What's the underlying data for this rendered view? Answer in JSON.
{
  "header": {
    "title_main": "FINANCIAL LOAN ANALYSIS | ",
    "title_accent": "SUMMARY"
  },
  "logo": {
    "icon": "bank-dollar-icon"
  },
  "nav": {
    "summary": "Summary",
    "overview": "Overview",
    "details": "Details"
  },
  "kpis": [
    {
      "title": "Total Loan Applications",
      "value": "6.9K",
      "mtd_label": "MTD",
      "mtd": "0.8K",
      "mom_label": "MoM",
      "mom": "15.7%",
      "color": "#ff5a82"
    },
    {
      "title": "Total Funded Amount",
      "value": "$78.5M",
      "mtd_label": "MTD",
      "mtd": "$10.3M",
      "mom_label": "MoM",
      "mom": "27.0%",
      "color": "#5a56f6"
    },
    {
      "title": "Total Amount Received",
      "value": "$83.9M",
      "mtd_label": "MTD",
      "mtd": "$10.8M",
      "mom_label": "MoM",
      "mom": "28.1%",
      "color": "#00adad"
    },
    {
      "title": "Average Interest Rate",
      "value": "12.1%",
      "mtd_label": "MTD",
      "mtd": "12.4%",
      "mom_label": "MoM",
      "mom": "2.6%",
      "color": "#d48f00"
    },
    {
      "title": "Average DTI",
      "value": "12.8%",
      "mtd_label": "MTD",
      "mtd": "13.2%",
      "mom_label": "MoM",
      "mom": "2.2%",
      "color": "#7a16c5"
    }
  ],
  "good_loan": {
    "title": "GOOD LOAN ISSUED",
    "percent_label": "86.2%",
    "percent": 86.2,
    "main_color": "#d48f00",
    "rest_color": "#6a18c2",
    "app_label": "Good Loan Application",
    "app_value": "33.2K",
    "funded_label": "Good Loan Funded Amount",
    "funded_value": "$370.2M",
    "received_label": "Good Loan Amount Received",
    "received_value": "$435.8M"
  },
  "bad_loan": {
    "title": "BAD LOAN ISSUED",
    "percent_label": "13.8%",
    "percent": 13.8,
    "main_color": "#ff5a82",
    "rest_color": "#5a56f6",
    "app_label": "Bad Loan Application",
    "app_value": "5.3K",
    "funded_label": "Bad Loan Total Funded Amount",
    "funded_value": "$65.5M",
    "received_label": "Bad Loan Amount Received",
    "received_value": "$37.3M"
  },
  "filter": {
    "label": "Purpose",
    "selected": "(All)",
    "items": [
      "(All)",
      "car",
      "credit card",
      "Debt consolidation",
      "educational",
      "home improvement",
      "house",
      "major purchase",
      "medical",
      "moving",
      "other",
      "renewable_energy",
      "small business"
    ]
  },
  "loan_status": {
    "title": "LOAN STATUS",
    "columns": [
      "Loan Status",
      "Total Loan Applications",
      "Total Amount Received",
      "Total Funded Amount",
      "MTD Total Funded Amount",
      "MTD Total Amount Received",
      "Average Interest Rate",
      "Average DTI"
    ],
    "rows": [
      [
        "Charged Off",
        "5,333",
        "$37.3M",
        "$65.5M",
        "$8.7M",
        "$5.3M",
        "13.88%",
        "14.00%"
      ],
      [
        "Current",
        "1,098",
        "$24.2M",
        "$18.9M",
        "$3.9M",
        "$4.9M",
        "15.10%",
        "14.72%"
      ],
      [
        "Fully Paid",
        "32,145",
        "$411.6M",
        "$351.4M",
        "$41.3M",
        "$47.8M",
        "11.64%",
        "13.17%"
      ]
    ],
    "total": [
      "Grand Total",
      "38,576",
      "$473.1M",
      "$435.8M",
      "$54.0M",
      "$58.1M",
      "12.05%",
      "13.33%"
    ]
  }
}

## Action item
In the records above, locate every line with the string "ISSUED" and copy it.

## Task result
    "title": "GOOD LOAN ISSUED",
    "title": "BAD LOAN ISSUED",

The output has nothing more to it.